The concerns don’t end with mobility. Ken goes on to say: “They did actually have a survey done with sight-impaired people who didn’t know where to go. There’s all sorts of little things to worry about.”

Accessibility can often be overlooked when it comes to projects such as pedestrianisation. 

Within York, a campaign group known as Reverse the Ban – comprising a number of disability rights and allied organisations – have recently raised concerns over the previous Council administration’s approach to similar schemes on other streets, which effectively banned Blue Badge holders from the City Centre. 
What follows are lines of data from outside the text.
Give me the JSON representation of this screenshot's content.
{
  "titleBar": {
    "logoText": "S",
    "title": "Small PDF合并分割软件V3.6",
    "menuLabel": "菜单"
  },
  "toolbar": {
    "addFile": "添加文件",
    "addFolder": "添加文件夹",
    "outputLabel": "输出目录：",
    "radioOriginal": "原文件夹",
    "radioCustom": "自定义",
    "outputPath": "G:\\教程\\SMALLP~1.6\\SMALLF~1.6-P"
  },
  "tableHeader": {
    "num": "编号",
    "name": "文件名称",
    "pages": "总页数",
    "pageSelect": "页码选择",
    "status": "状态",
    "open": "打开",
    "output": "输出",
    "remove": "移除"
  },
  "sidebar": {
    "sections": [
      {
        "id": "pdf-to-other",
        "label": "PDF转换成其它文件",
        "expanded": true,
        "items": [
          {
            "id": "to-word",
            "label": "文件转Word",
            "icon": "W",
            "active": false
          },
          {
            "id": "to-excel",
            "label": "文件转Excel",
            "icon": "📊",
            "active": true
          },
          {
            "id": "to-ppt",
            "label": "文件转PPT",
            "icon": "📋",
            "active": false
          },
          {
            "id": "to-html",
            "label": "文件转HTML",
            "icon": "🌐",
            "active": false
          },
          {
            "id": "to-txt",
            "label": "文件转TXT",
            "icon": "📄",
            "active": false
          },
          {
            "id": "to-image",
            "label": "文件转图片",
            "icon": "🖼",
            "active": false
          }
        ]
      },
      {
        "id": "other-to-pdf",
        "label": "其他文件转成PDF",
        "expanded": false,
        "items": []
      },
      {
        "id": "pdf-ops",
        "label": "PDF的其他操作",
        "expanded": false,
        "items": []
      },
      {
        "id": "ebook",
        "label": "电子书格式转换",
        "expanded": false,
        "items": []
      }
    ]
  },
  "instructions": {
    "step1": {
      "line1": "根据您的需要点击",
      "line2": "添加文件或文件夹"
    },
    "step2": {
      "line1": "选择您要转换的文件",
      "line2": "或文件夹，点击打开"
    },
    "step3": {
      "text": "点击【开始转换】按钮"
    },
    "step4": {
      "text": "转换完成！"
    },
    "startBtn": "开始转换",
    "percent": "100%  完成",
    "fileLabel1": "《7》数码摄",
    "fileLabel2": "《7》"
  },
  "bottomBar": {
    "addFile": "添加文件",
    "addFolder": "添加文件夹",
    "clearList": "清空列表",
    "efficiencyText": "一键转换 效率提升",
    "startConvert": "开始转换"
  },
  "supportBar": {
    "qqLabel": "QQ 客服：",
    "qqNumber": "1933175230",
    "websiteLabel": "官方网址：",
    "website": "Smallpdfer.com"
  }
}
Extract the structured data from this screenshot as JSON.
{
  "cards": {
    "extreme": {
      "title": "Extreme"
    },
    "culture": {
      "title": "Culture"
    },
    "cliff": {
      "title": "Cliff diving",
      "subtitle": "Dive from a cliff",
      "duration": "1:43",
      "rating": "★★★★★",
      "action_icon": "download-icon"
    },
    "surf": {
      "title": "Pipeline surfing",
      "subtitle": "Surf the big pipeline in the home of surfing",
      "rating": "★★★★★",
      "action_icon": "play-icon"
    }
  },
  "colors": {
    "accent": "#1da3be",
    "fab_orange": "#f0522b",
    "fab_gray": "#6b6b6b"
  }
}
After successful campaigning, the new-Labour Council Executive have now voted unanimously to overturn the ban.

Of the conflict between pedestrianisation and accessibility, John Pybus commented: “You know, I wanted my chairs and tables, they wanted wheelchair access, and that was the fight, so taking it away from that, saying ‘right, let’s just pedestrianise the whole street, let’s work together on this’, that’s where we’re at. That’s where we want to be.”

Councillor Pete Kilbane, Deputy Leader of the York City Council and Executive Member for Economy and Transport told Vision: “In 2017, the Council reversed the traffic flow as part of half a million pound investment in the street and this has greatly improved the environment for residents and businesses.

“At that time pedestrianisation was considered but there are significant challenges due to the access of properties off Fossgate, the availability of Blue Badge parking and ability to turn delivery vehicles around in the street.”

Though the Council have issues pedestrianisation, they are not unsympathetic.

“We will of course review those decisions in the light of this campaign,” Kilbane continued, “I have discussed this with local councillors and will continue to explore all possibilities with residents and businesses. The campaign will also be taken into consideration as we develop a transport and movement plan for the whole city later this year.”

John responded to the wider conflict in Fossgate as a result of the campaign: “pubs have never ever wanted to divide people. That’s not what we’re here for, do you know what I mean? It’s like pubs are all about unity.

“You’ve got all of those businesses that want chairs and tables outside, but we all need big wagons to deliver the beer, so it is complex, you know what I mean? It isn’t just a black-and-white “let’s just pedestrianise it”, so there’s going to be a lot of back and forth, but hopefully this petition will get the council talking.”